3. Apparently, it's to read this forum. :Smile:
4. It will work (see previously linked thread). The question is should you.
I don't really even put spinning-HDD inside newer computers any more. They are noisy, power-hungry, run hot, etc. SSDs are just to cheap now-days. Other thing is ... if the house is burning down, it's a lot easier to grab the pet and this 12tb HDD (in external enclosure) off the desk ... and run.
If you are going to buy one 12tb HDD, you have to buy another (or back it up somewhere). All HDDs crash/fail eventually due to the moving parts. The second one backs-up the first one. NAS and/or cloud are also options.

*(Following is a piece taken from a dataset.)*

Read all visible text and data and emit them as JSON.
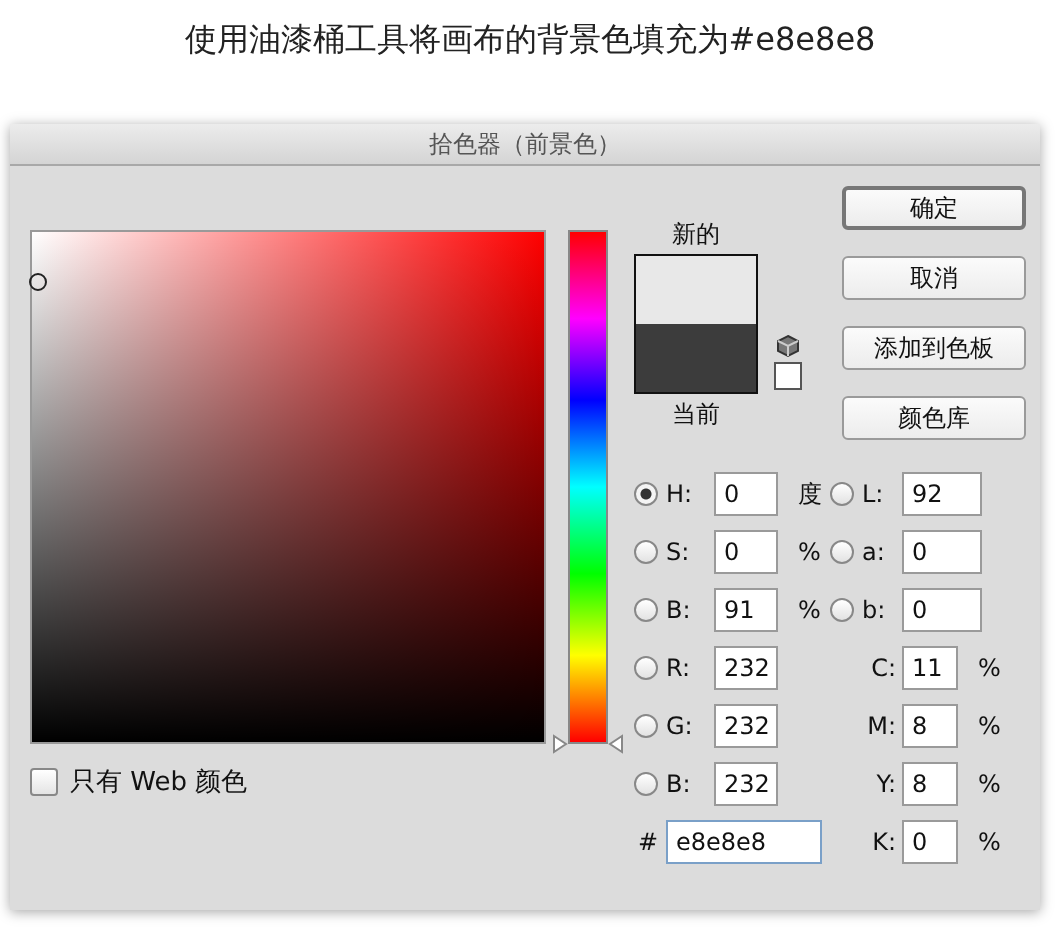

I'm guessing you are trying to build a make-shift file server. Instead, I suggest you look at the 4-bay Synology NAS units. Not only does it it have Server-like abilities, you can expand it. If you install 4 HDDs in it, you can have a Hybrid RAID-5 Array with 1-disk fault-tolerance. That along with SMART, it about as safe as you can get for on-premise storage (for consumers and SMB).
But even then, you are still suppose to backup the whole thing again (RAID is not a backup). To protect against fire/theft, that backup should be off-site. Candidates for that are:
a. Off-site cloud storage backup. This is the best. You are buying yearly space instead of HDDs. Full Backups and Restores might take weeks. There are other pros/cons.
b. Back-it-up to a large-capacity USB-HDD occasionally, and just store it off-site (safety deposit box, parent's house, etc.).
My guess as to the reason why is that the capacity is limited by the BIOS and not the OS.
Good guess, but No, I do not think so. I think 99% of the time ... it's the OS (at least on newer machines from the last 4 years or so ... ones with UEFI capability).
With UEFI, Windows-10 64bit, GPT-type, and NTFS-format ...
The new limit is : 18 exabytes (~18.8 million terabytes)
I know of no program that will test the hard drive capacity of a computer without first installing the hard drive. I do not believe you will risk hard drive failure; the most adverse event is that you will not realize the maximum capacity of the hard drive. I would not want to pay for a 8 TB hard drive and end up only able to use 4 TB.
I do not believe you will risk hard drive failure;
In 20 years, in my small circle of managed machines and clients, I've seen about 15 HDDs fail. Many of those within the last 5 years (these newer larger disks, with higher areal densities). Also, with the large ones, that's a lot of data to lose all-at-once.
Some old, some new. Some OEM, some retail. Some internal, some external. Especially troublesome are the ones that die after 3-6 months.
All spinning-HDD fail eventually. The trick is to be finished using them before they do, or to have a backup. I also backup systems with only SSDs (but we have never actually seen one fail yet) . Hopefully, I'm not jinxing it. :Smile: However, we do usually over-provision installed SSDs and only use top-tier brands and models.
SMART really helps now-days. Not only do you sometimes get an early warning of impending doom, SMART is sometimes able to "shuffle the data around" to good areas and buy you a bit more time (sometimes, just enough time to save/backup data).
Now-days, Image files (as in Macrium Reflect) is a good tool in some scenarios. These are Full, Differential, and Incremental. However, sometimes just a straight-file-copy to a different drive or location is enough to save your data-files from extinction. We keep 2 copies of everything. 3 if really important or vital. Don't forget about using offsite/cloud.